(Page and application data records)
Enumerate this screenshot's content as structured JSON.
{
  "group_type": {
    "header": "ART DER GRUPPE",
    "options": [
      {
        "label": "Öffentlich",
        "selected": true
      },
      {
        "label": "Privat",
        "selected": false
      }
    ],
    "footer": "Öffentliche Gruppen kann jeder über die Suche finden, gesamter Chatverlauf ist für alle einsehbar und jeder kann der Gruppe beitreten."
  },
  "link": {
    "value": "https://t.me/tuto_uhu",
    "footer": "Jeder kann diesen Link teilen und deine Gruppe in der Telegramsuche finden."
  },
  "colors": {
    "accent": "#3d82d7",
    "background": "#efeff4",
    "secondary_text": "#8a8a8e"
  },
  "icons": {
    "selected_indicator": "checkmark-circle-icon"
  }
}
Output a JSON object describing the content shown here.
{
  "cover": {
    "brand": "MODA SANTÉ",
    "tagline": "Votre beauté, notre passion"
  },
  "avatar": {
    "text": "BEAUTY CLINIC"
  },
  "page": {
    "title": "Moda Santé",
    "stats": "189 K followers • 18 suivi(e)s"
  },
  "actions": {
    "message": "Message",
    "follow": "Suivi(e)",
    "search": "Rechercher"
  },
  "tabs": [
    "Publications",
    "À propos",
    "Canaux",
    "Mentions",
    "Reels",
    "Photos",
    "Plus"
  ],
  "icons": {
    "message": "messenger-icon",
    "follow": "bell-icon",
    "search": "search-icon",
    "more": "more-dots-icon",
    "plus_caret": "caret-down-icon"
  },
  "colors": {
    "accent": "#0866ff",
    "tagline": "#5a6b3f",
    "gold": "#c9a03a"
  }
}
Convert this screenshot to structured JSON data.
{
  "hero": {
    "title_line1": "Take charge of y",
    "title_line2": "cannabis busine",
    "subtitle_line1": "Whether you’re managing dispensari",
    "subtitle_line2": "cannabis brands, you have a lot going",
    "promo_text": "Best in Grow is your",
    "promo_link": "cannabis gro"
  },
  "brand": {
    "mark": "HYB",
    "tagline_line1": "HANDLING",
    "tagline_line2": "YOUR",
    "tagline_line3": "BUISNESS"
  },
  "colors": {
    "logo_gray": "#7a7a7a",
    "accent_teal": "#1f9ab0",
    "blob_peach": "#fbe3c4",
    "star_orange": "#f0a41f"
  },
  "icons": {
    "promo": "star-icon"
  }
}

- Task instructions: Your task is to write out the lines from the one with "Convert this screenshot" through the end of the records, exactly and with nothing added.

- Exercise solution:
Convert this screenshot to structured JSON data.
{
  "hero": {
    "title_line1": "Take charge of y",
    "title_line2": "cannabis busine",
    "subtitle_line1": "Whether you’re managing dispensari",
    "subtitle_line2": "cannabis brands, you have a lot going",
    "promo_text": "Best in Grow is your",
    "promo_link": "cannabis gro"
  },
  "brand": {
    "mark": "HYB",
    "tagline_line1": "HANDLING",
    "tagline_line2": "YOUR",
    "tagline_line3": "BUISNESS"
  },
  "colors": {
    "logo_gray": "#7a7a7a",
    "accent_teal": "#1f9ab0",
    "blob_peach": "#fbe3c4",
    "star_orange": "#f0a41f"
  },
  "icons": {
    "promo": "star-icon"
  }
}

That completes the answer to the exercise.